Learn More About...
- CRS' efforts to help people on the move.
- What the U.S. Catholic Bishops have said about migration.
- The Interfaith Platform for Humane U.S. Immigration Reform in 2009.
- The Catholics Confront Global Poverty initiative and how it is addressing migration.
- CRS' priority policy issues for 2009-2010.
- CRS' advocacy work and how you can make a difference in the CRS newsletter, The Advocate.
- Who your elected officials are and how to contact them.
- Visit the CRS Action Center for our latest action alerts.
- Join the CRS Advocacy Network to receive action alerts and information about our advocacy efforts.
- Join our advocacy webcasts. These monthly interactive sessions with our staff and partners are where you can learn about our priority issues, ask questions, and find out how you can be part of the solution to global problems.
- Be one in a million. Join the Catholics Confront Global Poverty initiative by CRS and the U.S. Conference of Catholic Bishops and help us attain our goal of reaching out to one million people.
- Give to CRS. Our work around the globe would not be possible without the generosity of our many supporters in the United States.
The Catholic Church has a long and rich history of promoting and protecting the dignity and basic rights of refugees and migrants throughout the world. Catholic Relief Services (CRS) was originally established to respond to the needs of uprooted peoples. Today we continue this tradition by responding to the needs of refugees, internally displaced persons (IDPs), economic migrants and victims of human trafficking. Poverty, injustice and armed conflict continue to forcibly displace millions of people across the globe.
CRS Policy Position

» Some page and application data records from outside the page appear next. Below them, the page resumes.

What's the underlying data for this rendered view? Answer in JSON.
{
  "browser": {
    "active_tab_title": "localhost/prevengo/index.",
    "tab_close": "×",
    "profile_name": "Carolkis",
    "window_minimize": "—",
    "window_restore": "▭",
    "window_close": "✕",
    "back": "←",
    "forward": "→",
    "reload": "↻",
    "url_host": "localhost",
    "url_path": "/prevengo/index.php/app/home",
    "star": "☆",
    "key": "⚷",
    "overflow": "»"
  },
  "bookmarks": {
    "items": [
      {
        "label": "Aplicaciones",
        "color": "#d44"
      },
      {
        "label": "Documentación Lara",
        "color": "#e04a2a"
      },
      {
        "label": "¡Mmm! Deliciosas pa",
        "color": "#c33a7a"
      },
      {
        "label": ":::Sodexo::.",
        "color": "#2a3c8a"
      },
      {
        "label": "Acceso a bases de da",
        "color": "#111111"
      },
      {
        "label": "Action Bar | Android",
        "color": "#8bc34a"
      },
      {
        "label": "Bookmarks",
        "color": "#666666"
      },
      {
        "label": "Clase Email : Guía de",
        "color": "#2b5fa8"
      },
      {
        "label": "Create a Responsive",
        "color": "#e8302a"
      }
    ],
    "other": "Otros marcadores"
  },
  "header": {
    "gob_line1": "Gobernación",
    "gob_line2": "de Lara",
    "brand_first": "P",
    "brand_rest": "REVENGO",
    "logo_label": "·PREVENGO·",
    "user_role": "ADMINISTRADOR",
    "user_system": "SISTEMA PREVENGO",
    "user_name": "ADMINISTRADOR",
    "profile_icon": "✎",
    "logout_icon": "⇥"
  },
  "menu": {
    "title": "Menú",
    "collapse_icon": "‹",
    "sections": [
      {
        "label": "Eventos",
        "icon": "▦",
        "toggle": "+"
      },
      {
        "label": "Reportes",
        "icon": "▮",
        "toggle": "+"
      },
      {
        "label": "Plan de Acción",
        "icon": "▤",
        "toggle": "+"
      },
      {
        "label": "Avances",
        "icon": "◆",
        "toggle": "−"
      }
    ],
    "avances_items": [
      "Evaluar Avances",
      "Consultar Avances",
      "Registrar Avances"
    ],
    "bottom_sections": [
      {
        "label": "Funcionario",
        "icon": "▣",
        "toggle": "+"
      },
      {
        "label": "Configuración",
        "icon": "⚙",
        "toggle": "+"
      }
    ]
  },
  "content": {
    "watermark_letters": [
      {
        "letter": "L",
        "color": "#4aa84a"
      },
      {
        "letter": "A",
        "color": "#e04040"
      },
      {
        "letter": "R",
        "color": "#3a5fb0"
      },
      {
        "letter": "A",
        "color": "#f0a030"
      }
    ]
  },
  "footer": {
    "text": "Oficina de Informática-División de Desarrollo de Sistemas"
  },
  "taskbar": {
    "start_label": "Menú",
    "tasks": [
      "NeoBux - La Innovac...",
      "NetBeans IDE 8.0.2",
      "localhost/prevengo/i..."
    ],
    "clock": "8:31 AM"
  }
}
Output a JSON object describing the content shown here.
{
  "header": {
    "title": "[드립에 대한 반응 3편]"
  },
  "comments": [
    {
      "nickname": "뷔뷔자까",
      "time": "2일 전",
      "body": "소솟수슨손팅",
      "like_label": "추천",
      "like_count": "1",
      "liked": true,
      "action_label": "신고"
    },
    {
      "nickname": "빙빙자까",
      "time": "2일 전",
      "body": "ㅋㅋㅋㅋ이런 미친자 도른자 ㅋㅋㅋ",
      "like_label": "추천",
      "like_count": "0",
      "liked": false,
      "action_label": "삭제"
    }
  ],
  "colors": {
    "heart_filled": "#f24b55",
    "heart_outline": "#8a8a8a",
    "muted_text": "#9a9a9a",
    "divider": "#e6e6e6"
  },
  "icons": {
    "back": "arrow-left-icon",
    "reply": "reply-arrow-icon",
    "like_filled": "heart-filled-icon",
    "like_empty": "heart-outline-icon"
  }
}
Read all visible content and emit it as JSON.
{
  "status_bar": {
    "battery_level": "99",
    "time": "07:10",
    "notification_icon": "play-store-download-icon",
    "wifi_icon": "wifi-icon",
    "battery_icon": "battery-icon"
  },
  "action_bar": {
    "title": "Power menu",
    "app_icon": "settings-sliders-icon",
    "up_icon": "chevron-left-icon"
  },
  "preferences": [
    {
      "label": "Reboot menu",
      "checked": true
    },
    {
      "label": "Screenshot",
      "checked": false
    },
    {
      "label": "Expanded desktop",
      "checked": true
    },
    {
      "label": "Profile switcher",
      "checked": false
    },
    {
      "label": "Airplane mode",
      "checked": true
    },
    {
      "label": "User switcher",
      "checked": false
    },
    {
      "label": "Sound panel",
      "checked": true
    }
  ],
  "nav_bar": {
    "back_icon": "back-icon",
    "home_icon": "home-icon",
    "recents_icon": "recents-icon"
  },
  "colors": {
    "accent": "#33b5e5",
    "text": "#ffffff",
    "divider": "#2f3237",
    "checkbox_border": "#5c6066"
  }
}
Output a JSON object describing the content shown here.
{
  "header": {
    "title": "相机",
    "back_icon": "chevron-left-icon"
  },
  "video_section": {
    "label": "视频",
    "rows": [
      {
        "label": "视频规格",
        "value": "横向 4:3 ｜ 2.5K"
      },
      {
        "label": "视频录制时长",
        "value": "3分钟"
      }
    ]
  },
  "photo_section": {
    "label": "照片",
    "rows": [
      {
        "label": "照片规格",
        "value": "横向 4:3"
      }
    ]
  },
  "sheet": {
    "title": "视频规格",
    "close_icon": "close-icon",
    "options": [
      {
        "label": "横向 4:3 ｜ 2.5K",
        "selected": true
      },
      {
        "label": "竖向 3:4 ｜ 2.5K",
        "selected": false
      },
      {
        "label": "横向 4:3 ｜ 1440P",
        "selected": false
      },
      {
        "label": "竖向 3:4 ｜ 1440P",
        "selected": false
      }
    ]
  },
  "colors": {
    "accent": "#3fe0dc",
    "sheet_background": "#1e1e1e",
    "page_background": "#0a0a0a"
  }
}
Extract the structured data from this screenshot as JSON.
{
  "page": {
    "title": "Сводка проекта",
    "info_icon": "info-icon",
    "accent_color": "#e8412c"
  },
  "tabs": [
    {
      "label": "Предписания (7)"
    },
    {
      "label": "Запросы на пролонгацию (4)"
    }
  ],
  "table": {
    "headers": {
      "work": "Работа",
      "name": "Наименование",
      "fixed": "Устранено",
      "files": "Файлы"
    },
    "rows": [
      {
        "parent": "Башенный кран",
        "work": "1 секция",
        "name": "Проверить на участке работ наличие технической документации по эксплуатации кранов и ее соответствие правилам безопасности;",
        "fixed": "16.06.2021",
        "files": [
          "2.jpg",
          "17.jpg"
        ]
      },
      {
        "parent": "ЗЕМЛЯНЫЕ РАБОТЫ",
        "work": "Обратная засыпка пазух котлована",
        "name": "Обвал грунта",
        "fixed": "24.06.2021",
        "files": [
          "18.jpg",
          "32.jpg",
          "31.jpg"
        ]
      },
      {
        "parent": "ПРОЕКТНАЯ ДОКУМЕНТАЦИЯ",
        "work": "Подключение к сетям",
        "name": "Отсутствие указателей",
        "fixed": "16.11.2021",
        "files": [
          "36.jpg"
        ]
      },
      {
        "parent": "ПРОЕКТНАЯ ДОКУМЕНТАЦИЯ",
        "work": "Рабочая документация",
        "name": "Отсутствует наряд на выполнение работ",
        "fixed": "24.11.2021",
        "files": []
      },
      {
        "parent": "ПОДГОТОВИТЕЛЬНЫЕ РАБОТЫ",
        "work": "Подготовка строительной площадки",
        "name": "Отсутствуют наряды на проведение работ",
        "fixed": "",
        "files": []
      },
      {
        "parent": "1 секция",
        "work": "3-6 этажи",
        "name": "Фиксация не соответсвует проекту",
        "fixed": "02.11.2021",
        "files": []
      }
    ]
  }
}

CRS supports both the right of people to remain in their country in safety and with conditions worthy of human dignity as well as the protection and promotion of the rights of those who have little alternative but to migrate or flee their homes. CRS also supports efforts to address the root causes of displacement, as well as to respond to the needs of uprooted people.